Close Encounters of the Furry Kind
Note: This is a lovely story from a committed feral cat volunteer and fellow animal rescuer, Ethan Rutkoff. I hope you’ll leave a comment so he knows how much it means to us that he continue his great work. Without further ado, I give you “Close Encounters of the Furry Kind.”
I come in the dark from distances no one knows of, from the outer reaches of the out there.
I arrive in a huge contraption of some sort, inhaling environment, and spewing odorous waste. It is noisy with all sorts of undetectable, unnatural sounds, and has lights all over it. It is burning hot, and truly looks ominous and impenetrable.
(My new routine)
I slowly turn into the alley, stop and dim my lights. Pairs of shiny little beads pop up, each topped by pointed oversized ears. I blink the white high beams two times, wait a moment, then the orange flashers twice, a moment, and then the high beams twice. Some run in fear. Some prepare to defend. And some are just curious. I inch the ‘monster’ forward to where I put the food.
I stop, exit, open the trunk, load up my scoop and deposit the food. I look at whomever is looking at me, blink my eyes twice, and nod my head. I am eight to ten times their height, with long reaching limbs. Our faces have some similarities. We recognize in each other that of the face that collects information, and acknowledges existence. We look each other in the eye, and see no danger there.
Too bad we can’t do the hand thing.
I slowly turn, get back in the car, as quietly as possible close the door, and creep the rest of the way down the alley. When I am clear of their territory, I reengage my lights.
I’ve done this three times now, and they don’t seem to scatter quite so frantically and wide. And some go straight for the food as I am leaving instead of waiting until I am gone.
I am hoping they will recognize that this is a ‘friendly’ visitor and provider, not a predator.
At one colony, the heads pop up as I slow the car down, and by the time I stop, they are like kids at the ice cream truck. I am surprised no one has tried to jump into the trunk where the stockpiles are stored.
For forty minutes a day I feel like I am really making a difference and being a benefit to another’s life in MY world.
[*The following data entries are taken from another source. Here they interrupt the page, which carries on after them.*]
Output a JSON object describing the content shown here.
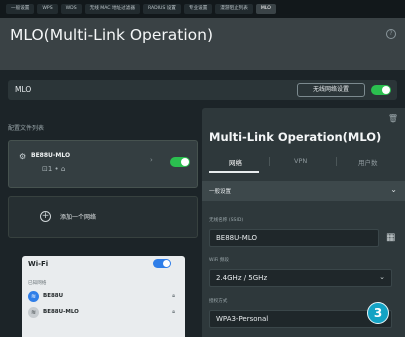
{
  "tabs": [
    "一般设置",
    "WPS",
    "WDS",
    "无线 MAC 地址过滤器",
    "RADIUS 设置",
    "专业设置",
    "漫游阻止列表",
    "MLO"
  ],
  "header": {
    "title": "MLO(Multi-Link Operation)",
    "help": "?"
  },
  "mlo_bar": {
    "label": "MLO",
    "wifi_settings_btn": "无线网络设置",
    "enabled": true
  },
  "profiles": {
    "heading": "配置文件列表",
    "items": [
      {
        "name": "BE88U-MLO",
        "sub": "⊡1 • ⌂"
      }
    ],
    "add_label": "添加一个网络"
  },
  "wifi_popup": {
    "title": "Wi-Fi",
    "known_label": "已知网络",
    "networks": [
      {
        "ssid": "BE88U"
      },
      {
        "ssid": "BE88U-MLO"
      }
    ]
  },
  "detail": {
    "title": "Multi-Link Operation(MLO)",
    "tabs": [
      "网络",
      "VPN",
      "用户数"
    ],
    "general_label": "一般设置",
    "ssid_label": "无线名称 (SSID)",
    "ssid_value": "BE88U-MLO",
    "band_label": "WiFi 频段",
    "band_value": "2.4GHz / 5GHz",
    "auth_label": "授权方式",
    "auth_value": "WPA3-Personal"
  },
  "badge": "3",
  "colors": {
    "toggle_on": "#2bbf4f",
    "wifi_toggle": "#2f7ee8",
    "badge": "#14a3c4"
  }
}
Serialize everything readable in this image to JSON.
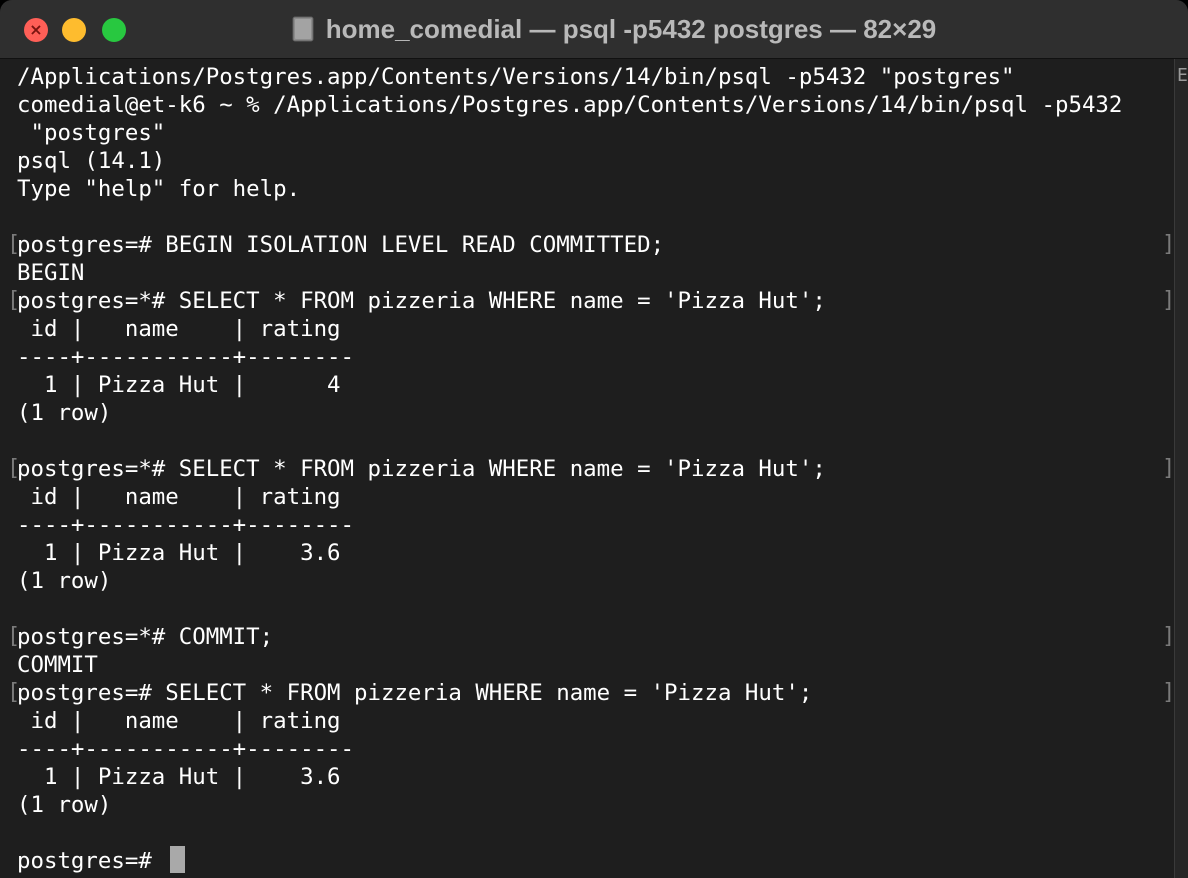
{
  "window": {
    "title": "home_comedial — psql -p5432 postgres — 82×29",
    "traffic_lights": {
      "close_color": "#ff5f57",
      "minimize_color": "#febc2e",
      "maximize_color": "#28c840",
      "close_glyph": "×"
    },
    "doc_icon": "terminal-document-icon"
  },
  "terminal": {
    "lines": [
      "/Applications/Postgres.app/Contents/Versions/14/bin/psql -p5432 \"postgres\"",
      "comedial@et-k6 ~ % /Applications/Postgres.app/Contents/Versions/14/bin/psql -p5432",
      " \"postgres\"",
      "psql (14.1)",
      "Type \"help\" for help.",
      "",
      "postgres=# BEGIN ISOLATION LEVEL READ COMMITTED;",
      "BEGIN",
      "postgres=*# SELECT * FROM pizzeria WHERE name = 'Pizza Hut';",
      " id |   name    | rating",
      "----+-----------+--------",
      "  1 | Pizza Hut |      4",
      "(1 row)",
      "",
      "postgres=*# SELECT * FROM pizzeria WHERE name = 'Pizza Hut';",
      " id |   name    | rating",
      "----+-----------+--------",
      "  1 | Pizza Hut |    3.6",
      "(1 row)",
      "",
      "postgres=*# COMMIT;",
      "COMMIT",
      "postgres=# SELECT * FROM pizzeria WHERE name = 'Pizza Hut';",
      " id |   name    | rating",
      "----+-----------+--------",
      "  1 | Pizza Hut |    3.6",
      "(1 row)",
      "",
      "postgres=# "
    ],
    "mark_left": "[",
    "mark_right": "]",
    "scroll_glyph": "E"
  }
}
Not all that crap going on around me, where I am mute and invisible.
One of the tenets that Judaism teaches is that the highest form of charity is when the giver and receiver have no clue as to who the other is. They may get to recognize the car engine, or that it slows down and stops, but basically, I don’t know them, and they don’t know me.
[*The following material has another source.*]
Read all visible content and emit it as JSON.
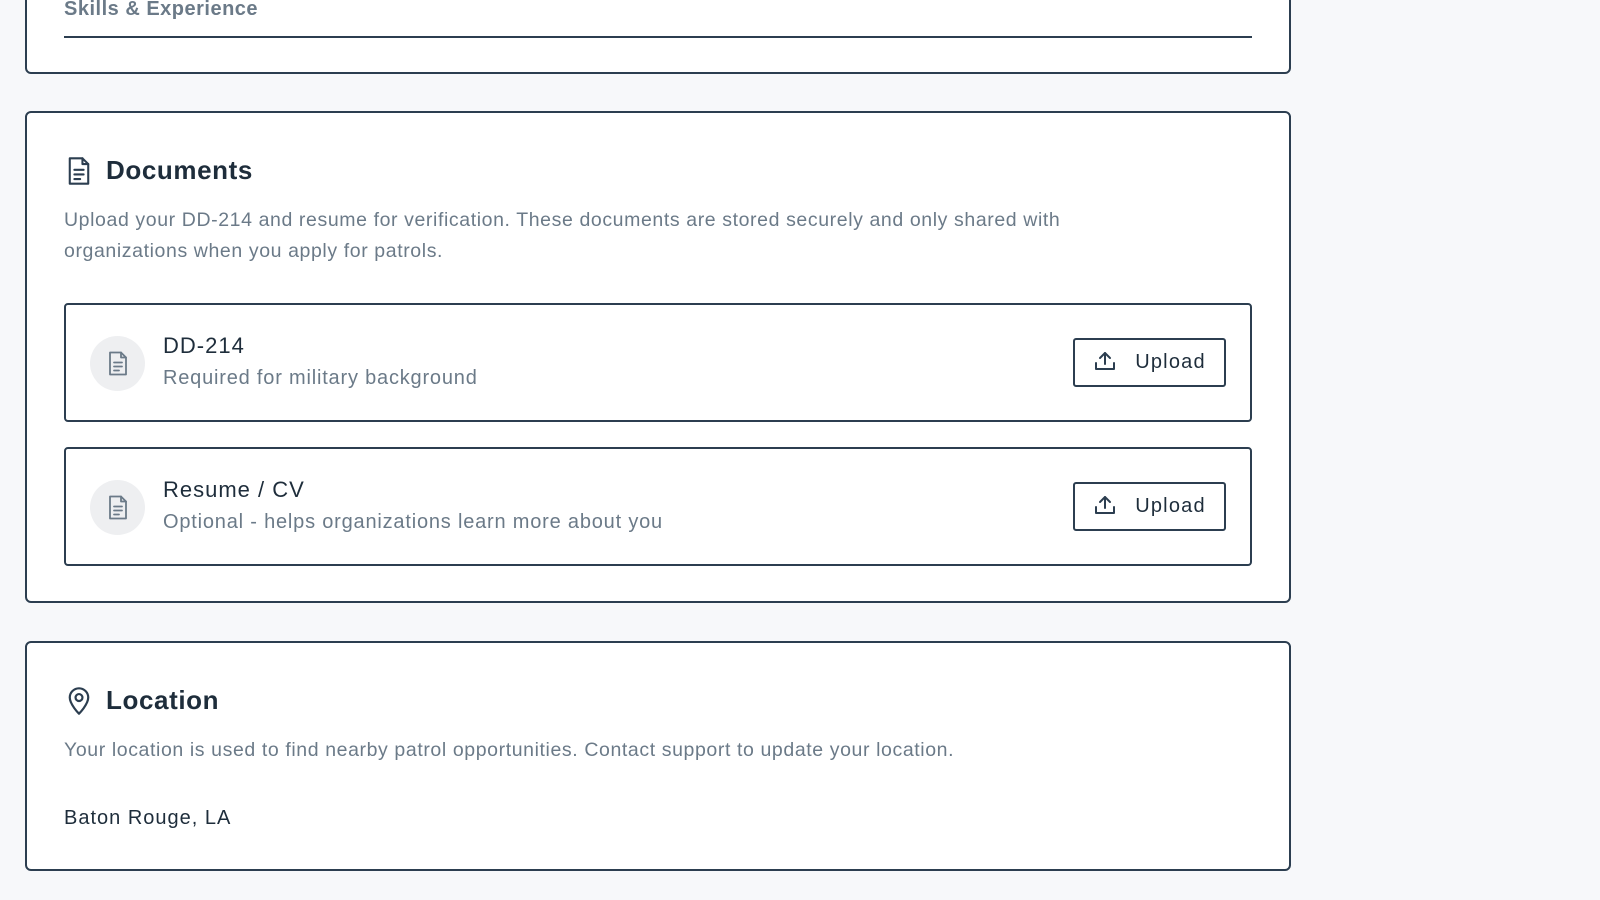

‘Now when I die, I don’t want no coffin,
I’ve thought about it all to often,
Just chop me up and mince me real fine
And feed me to a wild lion.’
Apologies to James Taylor.